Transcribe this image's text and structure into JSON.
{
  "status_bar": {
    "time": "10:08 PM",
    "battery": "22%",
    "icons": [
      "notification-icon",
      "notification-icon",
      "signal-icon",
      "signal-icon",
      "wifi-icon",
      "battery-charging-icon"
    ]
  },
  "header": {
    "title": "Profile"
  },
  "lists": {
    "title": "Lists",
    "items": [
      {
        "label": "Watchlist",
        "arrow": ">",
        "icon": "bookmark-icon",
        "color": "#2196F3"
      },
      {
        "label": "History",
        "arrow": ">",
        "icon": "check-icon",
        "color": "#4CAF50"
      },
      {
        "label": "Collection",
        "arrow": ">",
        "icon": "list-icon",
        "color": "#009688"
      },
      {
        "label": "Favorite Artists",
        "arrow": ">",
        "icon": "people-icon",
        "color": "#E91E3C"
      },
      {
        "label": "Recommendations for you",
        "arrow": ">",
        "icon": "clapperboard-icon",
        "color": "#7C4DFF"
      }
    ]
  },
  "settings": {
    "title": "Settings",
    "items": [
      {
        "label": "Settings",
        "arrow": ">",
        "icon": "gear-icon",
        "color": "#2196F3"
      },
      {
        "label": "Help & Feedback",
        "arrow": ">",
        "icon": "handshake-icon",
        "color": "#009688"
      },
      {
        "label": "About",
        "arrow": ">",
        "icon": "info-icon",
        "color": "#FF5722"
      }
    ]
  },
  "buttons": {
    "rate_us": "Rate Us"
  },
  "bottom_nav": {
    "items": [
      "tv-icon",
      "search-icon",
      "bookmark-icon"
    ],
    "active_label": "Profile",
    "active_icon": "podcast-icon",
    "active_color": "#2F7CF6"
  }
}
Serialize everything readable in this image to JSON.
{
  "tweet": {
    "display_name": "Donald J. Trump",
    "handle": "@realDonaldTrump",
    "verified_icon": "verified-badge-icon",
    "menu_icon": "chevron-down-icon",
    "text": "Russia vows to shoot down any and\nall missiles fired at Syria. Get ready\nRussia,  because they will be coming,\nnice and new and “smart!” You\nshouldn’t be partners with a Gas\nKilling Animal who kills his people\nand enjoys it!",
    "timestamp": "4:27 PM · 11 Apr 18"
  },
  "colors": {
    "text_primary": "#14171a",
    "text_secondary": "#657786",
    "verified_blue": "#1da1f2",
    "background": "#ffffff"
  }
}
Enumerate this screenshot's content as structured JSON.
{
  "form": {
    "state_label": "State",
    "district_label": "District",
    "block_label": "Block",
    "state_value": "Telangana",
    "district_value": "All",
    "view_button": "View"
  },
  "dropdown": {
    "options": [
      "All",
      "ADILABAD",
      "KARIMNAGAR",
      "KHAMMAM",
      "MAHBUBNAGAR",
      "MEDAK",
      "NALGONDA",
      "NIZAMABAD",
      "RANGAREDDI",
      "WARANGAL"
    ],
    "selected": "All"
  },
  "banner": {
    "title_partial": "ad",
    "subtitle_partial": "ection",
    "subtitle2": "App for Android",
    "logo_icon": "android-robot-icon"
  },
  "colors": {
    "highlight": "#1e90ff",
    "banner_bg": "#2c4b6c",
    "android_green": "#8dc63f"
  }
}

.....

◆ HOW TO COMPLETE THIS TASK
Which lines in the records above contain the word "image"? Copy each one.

◆ ANSWER SECTION
Transcribe this image's text and structure into JSON.
Serialize everything readable in this image to JSON.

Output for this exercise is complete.